We need to look after our 6.5 million individual taxpayers, as they fund a significant portion of our public goods. In an environment where public trust in the government is low due to unfulfilled promises to address irregular and wasteful expenditure, they are becoming tired of bearing this burden.
The auditor-general’s report in 2019 showed yet another year where wasteful and irregular expenditure increased. Consequently, many are engaging in a form of “tax revolt” by deciding to do easier or less work that results in less tax, leaving the country, or engaging in tax evasion. Thus, although it is likely to happen, not addressing the “bracket creep” is a dangerous road for the government to go down.
Taxes on alcohol and cigarettes are always a good target for the taxman, and it is inevitable that there will be increases in the taxes on these vices. However, they will not fill the gap.
VAT is paid by everyone, as it is levied when people purchase goods and services (other than those few that are zero-rated).
It has to be accepted that those with more money are likely to spend more and thus contribute the most to this tax category - in other words, the same group of people already paying a lot of money to the government through personal income taxes.
Thus, although an increase in VAT to 16 percent would provide a nice boost to the revenue coffers (it is estimated a further R15bn to R16bn, assuming the economy doesn’t dip further as a consequence as people tightening their belts even further), such an increase would be unpopular, as it would again result in working people effectively becoming poorer.
What alternatives are there that can be immediately acted upon? For the average person, the best solution is immediately and drastically to cut government expenditure where it is wasteful or not really needed and to adopt and implement a clear policy for economic growth.
The finance minister has already tabled the needed actions, which, although unpopular, could ultimately result in growth, jobs creation and a consequent increase in the number of people paying tax, which could subsequently alleviate poverty. These necessary actions seem to have fallen on deaf ears.
New (or old) taxes
So, what other rabbits could the finance minister pull out of his hat? One option would be to reimpose a form of retirement funds tax.
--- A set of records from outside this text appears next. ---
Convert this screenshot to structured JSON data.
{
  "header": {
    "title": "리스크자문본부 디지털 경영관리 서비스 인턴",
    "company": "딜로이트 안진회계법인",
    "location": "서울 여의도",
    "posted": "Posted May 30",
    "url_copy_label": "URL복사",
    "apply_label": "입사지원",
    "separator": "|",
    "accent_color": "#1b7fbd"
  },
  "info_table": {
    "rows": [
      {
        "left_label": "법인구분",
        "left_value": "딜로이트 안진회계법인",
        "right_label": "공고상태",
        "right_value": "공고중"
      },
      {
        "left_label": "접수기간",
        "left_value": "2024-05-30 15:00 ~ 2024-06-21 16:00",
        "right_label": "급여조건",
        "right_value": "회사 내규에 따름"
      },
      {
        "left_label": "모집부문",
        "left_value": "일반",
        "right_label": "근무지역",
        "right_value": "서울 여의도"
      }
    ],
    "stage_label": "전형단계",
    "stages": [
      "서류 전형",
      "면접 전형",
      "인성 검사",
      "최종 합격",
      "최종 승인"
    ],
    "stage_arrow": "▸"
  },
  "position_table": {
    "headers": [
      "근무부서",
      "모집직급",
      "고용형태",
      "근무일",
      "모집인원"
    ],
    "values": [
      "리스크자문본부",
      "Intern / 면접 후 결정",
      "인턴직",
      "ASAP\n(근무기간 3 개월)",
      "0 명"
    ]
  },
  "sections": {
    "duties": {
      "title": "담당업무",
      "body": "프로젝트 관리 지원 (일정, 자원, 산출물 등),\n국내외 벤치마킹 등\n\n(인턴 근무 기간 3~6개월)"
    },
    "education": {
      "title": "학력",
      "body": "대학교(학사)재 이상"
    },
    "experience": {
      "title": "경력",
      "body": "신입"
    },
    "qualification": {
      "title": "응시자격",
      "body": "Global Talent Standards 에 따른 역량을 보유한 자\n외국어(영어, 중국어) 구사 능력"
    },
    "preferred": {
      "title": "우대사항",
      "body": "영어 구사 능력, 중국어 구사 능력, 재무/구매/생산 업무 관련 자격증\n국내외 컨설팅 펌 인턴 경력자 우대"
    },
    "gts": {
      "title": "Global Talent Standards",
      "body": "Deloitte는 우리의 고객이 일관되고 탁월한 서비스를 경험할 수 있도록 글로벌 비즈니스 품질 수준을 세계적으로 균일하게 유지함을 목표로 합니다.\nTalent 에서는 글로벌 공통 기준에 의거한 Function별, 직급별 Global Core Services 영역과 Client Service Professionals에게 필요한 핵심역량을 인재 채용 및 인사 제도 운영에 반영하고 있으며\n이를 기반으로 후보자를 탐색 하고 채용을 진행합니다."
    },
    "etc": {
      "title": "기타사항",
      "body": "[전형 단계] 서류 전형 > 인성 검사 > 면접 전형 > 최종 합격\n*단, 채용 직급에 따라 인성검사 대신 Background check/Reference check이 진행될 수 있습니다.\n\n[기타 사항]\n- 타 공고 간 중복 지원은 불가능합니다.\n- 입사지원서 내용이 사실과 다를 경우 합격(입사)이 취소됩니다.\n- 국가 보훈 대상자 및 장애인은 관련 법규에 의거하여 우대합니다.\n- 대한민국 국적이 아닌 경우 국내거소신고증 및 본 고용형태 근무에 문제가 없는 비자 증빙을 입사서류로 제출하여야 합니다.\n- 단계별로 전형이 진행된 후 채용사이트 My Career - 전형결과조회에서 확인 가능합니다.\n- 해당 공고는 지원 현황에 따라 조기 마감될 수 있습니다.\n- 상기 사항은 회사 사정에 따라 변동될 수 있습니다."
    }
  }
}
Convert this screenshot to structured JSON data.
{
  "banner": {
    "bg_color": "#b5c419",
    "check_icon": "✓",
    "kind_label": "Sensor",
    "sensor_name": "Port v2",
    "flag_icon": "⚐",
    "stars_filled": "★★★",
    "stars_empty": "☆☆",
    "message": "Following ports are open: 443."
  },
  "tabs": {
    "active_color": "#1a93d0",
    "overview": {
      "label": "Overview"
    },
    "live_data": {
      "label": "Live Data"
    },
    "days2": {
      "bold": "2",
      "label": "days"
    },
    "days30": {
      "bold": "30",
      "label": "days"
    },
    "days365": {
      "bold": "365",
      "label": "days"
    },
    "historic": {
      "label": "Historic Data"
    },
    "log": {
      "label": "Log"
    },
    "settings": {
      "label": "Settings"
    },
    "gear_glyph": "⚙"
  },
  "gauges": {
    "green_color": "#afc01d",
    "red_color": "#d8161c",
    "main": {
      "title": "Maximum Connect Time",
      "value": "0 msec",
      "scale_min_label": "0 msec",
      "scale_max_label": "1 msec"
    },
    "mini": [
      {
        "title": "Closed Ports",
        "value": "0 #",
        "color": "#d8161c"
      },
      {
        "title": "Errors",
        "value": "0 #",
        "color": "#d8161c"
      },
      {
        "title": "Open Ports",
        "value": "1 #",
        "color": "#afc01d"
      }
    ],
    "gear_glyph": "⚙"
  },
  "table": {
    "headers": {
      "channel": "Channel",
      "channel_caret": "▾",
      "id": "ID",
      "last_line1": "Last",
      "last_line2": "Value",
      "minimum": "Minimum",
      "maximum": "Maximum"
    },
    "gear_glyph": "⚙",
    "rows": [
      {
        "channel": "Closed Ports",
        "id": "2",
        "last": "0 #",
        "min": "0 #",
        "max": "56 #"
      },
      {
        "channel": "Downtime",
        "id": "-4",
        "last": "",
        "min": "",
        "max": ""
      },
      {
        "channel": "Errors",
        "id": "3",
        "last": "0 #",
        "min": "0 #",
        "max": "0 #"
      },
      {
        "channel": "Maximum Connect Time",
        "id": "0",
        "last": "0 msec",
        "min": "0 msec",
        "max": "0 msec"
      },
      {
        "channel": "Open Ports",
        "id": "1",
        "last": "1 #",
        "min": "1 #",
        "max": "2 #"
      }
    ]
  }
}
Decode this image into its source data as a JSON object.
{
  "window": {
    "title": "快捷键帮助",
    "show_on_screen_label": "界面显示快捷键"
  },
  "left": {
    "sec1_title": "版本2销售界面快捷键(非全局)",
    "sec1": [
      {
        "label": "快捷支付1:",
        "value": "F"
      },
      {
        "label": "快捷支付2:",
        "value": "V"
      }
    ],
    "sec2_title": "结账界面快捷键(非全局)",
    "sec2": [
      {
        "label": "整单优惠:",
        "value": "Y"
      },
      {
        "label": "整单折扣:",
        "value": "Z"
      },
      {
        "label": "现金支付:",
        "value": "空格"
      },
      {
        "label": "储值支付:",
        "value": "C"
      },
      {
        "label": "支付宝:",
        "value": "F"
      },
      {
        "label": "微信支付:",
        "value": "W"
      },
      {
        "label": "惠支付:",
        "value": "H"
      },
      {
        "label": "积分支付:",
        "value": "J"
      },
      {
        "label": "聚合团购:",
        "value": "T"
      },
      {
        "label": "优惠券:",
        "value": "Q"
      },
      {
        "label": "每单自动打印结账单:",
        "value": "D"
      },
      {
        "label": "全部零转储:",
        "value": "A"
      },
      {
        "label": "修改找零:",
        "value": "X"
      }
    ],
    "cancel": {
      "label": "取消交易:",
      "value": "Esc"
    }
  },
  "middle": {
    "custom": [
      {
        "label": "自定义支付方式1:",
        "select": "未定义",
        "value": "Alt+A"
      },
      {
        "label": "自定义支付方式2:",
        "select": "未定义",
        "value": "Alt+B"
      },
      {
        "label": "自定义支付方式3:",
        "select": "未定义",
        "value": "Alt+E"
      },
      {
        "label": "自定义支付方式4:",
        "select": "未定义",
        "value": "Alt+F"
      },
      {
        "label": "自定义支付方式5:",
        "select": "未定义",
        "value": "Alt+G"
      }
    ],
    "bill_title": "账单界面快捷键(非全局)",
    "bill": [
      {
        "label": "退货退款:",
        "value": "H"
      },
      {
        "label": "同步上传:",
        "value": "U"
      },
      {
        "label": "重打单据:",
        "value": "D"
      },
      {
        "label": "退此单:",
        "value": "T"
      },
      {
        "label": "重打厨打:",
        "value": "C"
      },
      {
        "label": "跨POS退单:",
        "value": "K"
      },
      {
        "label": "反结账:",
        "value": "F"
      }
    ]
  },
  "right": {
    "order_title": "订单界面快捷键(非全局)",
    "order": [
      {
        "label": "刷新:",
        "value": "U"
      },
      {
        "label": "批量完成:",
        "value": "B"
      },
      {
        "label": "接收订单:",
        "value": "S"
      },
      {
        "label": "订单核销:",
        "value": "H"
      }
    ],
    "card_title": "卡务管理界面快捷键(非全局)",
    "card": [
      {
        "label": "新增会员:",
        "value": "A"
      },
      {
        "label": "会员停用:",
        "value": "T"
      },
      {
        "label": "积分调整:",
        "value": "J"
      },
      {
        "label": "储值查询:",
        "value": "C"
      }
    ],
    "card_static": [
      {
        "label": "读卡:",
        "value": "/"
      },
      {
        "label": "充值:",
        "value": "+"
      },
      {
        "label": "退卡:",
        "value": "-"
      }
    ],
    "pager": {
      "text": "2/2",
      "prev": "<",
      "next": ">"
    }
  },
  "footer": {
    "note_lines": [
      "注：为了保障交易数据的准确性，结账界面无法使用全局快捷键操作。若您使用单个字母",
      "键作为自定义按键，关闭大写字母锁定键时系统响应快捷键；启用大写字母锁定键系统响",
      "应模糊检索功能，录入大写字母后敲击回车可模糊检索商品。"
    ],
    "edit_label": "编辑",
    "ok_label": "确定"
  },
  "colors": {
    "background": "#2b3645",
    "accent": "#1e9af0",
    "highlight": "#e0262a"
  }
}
Such a tax was in place from 1996 to 2007, when it was raising about R7bn a year. It was also raised when dividends were paid to retirement funds up until 2012, but this is no longer happening, although it raised about R5bn a year.
Although the removal of these taxes was well argued due to the need to incentivise retirement savings, perhaps their reintroduction would help to level the playing field between people who save through retirement funds and those who invest directly into shares and unit trusts.
And such taxes would be more palatable than the “prescribed assets” suggestion the government keeps talking about but knows is untenable for trustees of such funds if the monies are to be used to prop up flailing state-owned enterprises.
Another option would be to impose an undistributed profits tax. Again, such taxes have existed in the past. However, their effect is to force distribution of monies that companies may need if the certainty and business confidence eventually comes for them to proceed with investment in the future.
Finally, the bandied about term “wealth taxes” might leave the minister’s lips on Budget Day. This would be a huge mistake, as its only benefit would be to sound good from a political point of view.
We have wealth taxes - estate duty, donations tax, property transfer tax and securities transfer tax - that yield about R15bn a year.
Studies show that any new wealth tax (an “annual wealth tax” is generally suggested to replace these) would come with the risk that less would be collected at greater cost.
As always, Budget day is likely to be full of surprises. They need to be good ones this year if our country is to stop its downward trajectory.
Deborah Tickle is a member of the national tax operations committee at the South African Institute of Chartered Accountants and an adjunct associate professor at the University of Cape Town.